It’s NOT OK.
We are using the power of social media to expose inappropriate behavior by men. Think twice next time.
It’s NOT OK— is a movement dedicated to exposing inappropriate behavior by men. Herewith, we are giving women modern tools to defend themselves. We also lessen the tendency for women to be the ones feeling ashamed when this happens, by collectively establishing and re-confirming that this kind of behavior is simply, NOT OK.
It’s a slippery slope — yet we had to make a decision and are opting to dedicate the “NOT OK” movement to ‘unquestionably inappropriate’ behavior, defined as: Behavior that would absolutely mortify a man if it ended up on social media.
What we do: If a man has made you feel very uncomfortable, first, we can guarantee you that you should not be the one feeling ashamed or guilty (isn’t it crazy that we so often do?). Second, let us know what happened and we will publish the story anonymously via twitter. While the name of the man (or yours) will never* be published…we want this to serve as a reminder that this kind of behavior just is NOT OK (#notokman).
*we believe not publishing the names will provide this movement with more longevity and with more women comfortable sharing their stories. The purpose is a somewhat light-hearted real-life social case study with a scary ‘warning’ to these men, rather than outright exposure. We also plan on tweeting at organizations to make them aware that ‘one of their employees’ exhibited such behavior.
Have anything to report? Want someone to talk to? Want to get involved/help us? EMAIL US: firstname.lastname@example.org
We’ll publish the stories in batches, likely weekly.
(We are well aware of these situations not only occurring between men -> women, but have chosen this as our focus for now given that this is the by far most prevalent scenario.)
My personal story
I have spent all of my career life in male-dominated industries and with certainty can say that I have a very thick skin when it comes to gender differences and do strongly believe that the vast majority is in good spirit. However, there are times when even I just cannot help but feel a bit ‘violated’ over what some men think is “OK” behavior. What is a woman to do in such a situation?
Why am I starting this now: It was prompted by (in my opinion) a very inappropriate email (see above) I received after a 20 minute work-related conversation with an investor. (On a side note: the convo also included briefly talking about his 7 year old daughter that he dearly loves). To add to this, he is also a mentor to eight different startup accelerators(really?!)… How do I know this? Because he made sure to include an “about me” link in the signature of his inappropriate email. I wonder if it was auto-populated or if he thought it would help to make him more appealing to me…
So there I was finding myself with this very unexpected email, then continuing to run into this man, and me even telling him in person that I thought it was inappropriate, with no apology on his end, but him just continuing to stare at me.

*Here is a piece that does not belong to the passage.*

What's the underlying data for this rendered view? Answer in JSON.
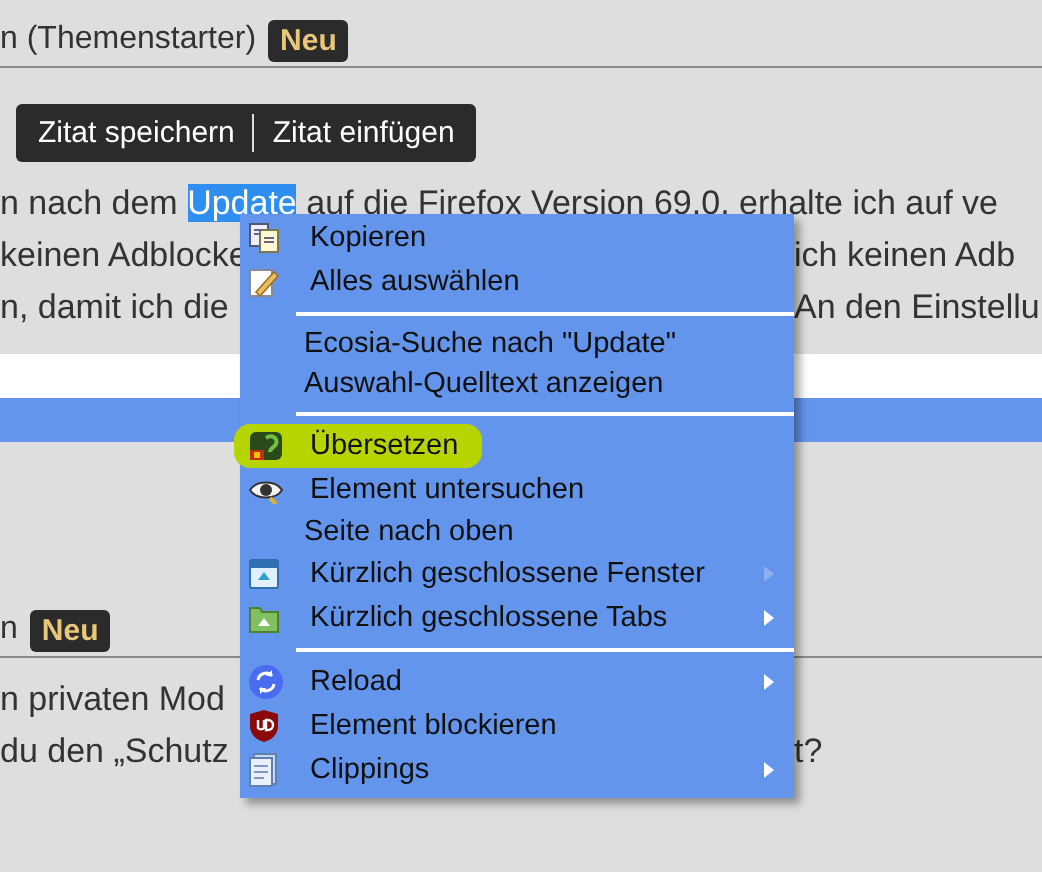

I found out later that he sent the exact same email to at least one other woman. This was an absolute eye-opener because only once I knew this could I shake off those feelings of being somewhat guilty for his behavior. The other woman had a similar experience, thinking that it was her fault because she tweeted something nice to him… Which seems crazy from an outside, emotionally unattached perspective. To add to this, I can attest that we are both full-grown and very strong-minded women. I think you will agree, that something is really really wrong with how women (including myself) out of default seem to currently be emotionally reacting to these things.
I believe to change this, we need to provide a discrete outlet for women and as a society need to publicly agree that this behavior just is NOT OK. If this is something someone would never want ANY man to say to his/her daughter even once she is a grown woman, it is behavior that should never happen.
Some may argue, this is an overreaction. Some may argue, this is an underreaction… And while one can always argue there are “worse” things that can happen, I stand my ground that to change the status quo we need to draw a line somewhere, and we can’t shy away by the fact that these lines will always be blurry.
If this post, with your help, inspires even just one woman to stop being the one feeling guilty about a man acting towards her in such a way, it will have been a step in the right direction.